A more recent case is former Ambassador Joe Wilson. Wilson burst into the limelight when he accused President Bush of lying in his 2003 State of the Union by saying that, according to British intelligence, Iraq had sought uranium in Niger. Whatever Wilson's initial motives for attacking Bush's "16 words" may have been, two truths are now obvious.
The first is that Wilson was wrong and Bush was right (and the White House was foolish for saying otherwise). Britain's Butler Commission famously reinvestigated that allegation and found that it was "well-founded." France - no fan of the war or Bush - stood by the allegation as well. Journalist Christopher Hitchens and others have cataloged how Iraq had dispatched an envoy to Africa to inquire about acquiring uranium "yellowcake." Indeed, Wilson's own verbal report to the CIA confirmed to his debriefers that Iraq sought the stuff. But the press continues to call Wilson a "whistleblower," no doubt largely because Wilson's message is damaging to Bush and undercuts the rationale for the war.
The second truth is that there is nothing noble about Wilson's "whistleblower" schtick. These days, he slumps further and further into asininity, hurling insults at his critics. In one recent speech, detailed on the blog Daily Kos, Wilson said that the Weekly Standard's Bill Kristol is a "drunk" and that he wants to punch America's ambassador to Iraq in the face. He even snidely insinuated that some prominent Republicans are closeted homosexuals. Even The New Republic's Jason Zengerle felt compelled to declare recently "Experts agree: Wilson's a pig."
Meanwhile, led by the New York Times, the press has created a perverse double standard.
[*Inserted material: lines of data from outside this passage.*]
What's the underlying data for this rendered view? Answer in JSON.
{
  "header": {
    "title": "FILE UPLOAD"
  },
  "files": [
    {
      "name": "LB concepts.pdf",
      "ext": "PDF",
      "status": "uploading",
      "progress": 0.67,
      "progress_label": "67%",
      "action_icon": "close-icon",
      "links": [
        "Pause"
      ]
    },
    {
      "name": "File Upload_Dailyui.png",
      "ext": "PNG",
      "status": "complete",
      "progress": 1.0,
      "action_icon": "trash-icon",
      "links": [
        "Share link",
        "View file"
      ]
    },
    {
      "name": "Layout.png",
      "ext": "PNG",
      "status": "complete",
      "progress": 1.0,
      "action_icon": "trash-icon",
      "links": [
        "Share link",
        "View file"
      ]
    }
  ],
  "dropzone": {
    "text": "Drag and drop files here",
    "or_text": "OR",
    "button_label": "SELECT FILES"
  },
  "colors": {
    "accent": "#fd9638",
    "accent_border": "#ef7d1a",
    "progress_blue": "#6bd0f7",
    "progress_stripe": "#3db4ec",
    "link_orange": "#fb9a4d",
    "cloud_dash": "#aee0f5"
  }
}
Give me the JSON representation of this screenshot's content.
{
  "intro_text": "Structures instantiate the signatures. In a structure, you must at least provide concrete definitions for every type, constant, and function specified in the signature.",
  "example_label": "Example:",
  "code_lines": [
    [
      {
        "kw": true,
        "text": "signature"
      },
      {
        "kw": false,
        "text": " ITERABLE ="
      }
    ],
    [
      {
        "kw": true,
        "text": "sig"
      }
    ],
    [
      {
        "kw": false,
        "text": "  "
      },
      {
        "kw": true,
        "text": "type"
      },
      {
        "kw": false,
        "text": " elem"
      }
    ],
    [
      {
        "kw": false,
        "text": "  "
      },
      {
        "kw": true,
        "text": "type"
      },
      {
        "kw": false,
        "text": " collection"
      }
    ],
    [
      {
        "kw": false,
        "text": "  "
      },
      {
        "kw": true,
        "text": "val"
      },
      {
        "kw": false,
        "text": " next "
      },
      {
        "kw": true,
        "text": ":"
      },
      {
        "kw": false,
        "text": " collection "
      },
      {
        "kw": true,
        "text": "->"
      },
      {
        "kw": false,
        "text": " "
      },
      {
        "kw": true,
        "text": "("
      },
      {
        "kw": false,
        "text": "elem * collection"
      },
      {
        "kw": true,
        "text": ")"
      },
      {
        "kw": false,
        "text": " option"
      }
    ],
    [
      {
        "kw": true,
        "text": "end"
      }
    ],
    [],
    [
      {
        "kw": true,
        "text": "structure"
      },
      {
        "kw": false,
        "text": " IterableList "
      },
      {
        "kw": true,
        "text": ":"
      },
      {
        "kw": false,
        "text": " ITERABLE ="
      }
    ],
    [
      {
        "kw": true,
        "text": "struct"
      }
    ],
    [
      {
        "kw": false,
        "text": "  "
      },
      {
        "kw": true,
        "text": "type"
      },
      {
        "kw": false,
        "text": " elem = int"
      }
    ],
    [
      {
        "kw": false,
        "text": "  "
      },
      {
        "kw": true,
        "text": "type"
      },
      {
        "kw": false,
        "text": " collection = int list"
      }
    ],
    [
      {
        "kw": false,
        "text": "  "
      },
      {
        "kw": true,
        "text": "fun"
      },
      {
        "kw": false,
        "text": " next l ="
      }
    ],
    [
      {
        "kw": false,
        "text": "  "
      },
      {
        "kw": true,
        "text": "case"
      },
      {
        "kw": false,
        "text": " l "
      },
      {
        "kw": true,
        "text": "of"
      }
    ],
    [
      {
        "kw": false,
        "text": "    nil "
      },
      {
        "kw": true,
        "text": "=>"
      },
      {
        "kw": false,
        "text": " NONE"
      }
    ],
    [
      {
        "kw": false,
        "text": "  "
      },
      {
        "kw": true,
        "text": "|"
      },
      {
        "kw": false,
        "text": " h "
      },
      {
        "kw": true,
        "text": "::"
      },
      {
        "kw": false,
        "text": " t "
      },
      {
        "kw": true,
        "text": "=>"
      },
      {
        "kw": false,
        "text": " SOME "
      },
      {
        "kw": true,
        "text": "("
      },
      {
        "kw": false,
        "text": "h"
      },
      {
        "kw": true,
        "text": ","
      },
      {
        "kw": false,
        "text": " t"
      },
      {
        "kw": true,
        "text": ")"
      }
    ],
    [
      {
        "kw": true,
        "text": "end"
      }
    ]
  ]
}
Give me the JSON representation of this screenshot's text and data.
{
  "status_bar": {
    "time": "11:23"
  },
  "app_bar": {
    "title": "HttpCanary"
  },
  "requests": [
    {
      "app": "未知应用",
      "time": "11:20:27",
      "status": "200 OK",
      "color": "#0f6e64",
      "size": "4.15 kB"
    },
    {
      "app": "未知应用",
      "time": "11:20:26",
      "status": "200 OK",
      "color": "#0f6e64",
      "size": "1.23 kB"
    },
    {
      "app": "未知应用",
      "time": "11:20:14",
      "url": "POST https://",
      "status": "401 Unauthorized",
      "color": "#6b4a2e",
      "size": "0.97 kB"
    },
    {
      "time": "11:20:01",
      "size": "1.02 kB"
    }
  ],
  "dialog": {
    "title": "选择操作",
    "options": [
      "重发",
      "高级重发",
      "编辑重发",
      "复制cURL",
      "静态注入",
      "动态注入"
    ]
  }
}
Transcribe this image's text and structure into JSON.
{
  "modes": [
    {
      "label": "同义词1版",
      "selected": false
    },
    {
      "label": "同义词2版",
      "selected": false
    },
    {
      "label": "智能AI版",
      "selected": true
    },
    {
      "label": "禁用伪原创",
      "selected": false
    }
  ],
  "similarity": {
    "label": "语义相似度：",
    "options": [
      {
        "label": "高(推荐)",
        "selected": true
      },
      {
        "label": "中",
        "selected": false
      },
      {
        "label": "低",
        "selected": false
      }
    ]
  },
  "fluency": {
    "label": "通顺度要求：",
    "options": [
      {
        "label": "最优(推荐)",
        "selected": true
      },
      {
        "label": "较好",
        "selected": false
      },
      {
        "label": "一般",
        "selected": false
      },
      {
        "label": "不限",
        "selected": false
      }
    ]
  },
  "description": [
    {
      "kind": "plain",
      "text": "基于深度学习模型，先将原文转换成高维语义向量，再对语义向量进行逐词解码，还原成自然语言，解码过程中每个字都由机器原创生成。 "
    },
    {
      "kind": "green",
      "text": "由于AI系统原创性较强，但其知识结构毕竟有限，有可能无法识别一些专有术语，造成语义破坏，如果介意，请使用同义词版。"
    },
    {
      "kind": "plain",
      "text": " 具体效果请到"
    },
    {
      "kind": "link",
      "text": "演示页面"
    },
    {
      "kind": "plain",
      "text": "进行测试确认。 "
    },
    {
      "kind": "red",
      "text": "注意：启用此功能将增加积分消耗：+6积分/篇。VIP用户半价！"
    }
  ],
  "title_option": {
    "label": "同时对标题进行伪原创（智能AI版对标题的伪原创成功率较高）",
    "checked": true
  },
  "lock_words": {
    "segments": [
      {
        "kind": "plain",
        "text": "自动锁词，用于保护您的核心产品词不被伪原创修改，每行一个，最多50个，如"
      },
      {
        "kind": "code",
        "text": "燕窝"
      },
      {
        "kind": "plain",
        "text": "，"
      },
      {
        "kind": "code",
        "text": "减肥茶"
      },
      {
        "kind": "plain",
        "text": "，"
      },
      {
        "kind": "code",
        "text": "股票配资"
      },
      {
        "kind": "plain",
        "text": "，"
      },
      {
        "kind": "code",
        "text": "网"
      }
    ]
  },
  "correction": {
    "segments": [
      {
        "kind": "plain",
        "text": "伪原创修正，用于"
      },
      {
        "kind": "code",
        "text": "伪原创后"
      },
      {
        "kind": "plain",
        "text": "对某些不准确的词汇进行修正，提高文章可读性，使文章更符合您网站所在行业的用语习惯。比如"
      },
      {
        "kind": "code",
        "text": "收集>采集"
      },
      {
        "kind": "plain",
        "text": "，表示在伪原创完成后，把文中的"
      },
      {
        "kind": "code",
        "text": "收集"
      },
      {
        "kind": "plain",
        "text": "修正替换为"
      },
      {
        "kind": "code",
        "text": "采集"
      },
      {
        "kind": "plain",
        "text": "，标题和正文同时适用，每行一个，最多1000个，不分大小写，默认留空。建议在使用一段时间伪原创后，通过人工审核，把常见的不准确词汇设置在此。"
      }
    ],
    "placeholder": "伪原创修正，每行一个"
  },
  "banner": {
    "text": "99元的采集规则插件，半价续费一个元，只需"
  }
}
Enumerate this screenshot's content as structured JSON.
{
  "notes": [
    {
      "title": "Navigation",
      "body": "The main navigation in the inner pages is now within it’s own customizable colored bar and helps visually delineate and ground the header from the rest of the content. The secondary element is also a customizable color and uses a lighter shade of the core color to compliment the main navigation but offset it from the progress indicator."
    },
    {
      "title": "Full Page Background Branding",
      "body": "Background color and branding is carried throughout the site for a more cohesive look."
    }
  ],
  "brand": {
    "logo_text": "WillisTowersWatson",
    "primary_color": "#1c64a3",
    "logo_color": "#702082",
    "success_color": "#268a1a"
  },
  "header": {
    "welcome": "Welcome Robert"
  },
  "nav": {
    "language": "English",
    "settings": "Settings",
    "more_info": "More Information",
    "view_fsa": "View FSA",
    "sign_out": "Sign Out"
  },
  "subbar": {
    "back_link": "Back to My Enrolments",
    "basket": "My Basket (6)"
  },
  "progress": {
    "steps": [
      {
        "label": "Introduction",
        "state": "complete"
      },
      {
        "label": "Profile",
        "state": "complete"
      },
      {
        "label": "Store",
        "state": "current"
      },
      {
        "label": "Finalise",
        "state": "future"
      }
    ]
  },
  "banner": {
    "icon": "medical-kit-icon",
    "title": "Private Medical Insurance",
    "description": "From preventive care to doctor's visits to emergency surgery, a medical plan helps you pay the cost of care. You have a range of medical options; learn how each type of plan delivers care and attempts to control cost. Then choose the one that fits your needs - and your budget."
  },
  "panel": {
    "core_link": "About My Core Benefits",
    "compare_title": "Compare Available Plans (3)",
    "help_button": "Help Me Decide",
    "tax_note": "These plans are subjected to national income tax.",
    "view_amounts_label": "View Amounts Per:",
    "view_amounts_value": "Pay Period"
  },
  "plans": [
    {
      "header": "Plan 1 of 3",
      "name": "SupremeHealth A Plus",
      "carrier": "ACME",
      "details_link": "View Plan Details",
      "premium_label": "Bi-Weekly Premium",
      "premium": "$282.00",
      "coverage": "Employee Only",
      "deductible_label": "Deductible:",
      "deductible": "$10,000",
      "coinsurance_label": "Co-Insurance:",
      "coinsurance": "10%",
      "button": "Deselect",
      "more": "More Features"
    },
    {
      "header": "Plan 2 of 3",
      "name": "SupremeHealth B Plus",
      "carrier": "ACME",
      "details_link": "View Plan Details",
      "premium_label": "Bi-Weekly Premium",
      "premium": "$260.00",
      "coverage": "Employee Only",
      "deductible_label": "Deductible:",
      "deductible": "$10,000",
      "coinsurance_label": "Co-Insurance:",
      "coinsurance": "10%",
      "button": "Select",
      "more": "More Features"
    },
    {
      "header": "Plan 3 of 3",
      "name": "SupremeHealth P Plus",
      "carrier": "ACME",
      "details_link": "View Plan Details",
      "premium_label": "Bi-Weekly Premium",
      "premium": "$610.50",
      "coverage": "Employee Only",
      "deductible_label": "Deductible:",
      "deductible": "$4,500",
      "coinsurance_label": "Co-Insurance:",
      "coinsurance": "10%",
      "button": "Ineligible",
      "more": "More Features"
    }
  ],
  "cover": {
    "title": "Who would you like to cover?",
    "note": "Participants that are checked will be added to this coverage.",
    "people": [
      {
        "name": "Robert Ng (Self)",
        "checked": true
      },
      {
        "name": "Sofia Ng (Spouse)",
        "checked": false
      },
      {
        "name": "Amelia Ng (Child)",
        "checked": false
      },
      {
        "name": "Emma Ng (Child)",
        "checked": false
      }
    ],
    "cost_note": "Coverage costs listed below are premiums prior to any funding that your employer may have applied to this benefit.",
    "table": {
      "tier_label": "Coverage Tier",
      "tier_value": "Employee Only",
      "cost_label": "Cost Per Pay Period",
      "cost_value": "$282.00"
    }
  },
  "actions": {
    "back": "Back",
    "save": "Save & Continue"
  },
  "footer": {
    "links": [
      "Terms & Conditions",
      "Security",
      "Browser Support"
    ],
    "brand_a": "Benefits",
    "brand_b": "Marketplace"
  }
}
When Wilson's wife, Valerie Plame, had her identity as a CIA employee leaked to the press, media Brahmins demanded that a special prosecutor force journalists to divulge their sources in order to punish the leakers. But when other, vastly more sensitive, classified information was leaked - the existence of secret prisons in Europe, the NSA's wiretapping program, etc. - the press gasped with outrage at the suggestion that such leaks should be investigated. When President Bush declassifies information and gives it to the press - as he has the unique authority to do - press chin-strokers are gobsmacked by Bush's "hypocritical" leaking.
So, if you want to decode what the press means when they salute a whistleblower for delivering news "America needs to hear," just remember that what they're really saying is, "This is news the press wants you to hear."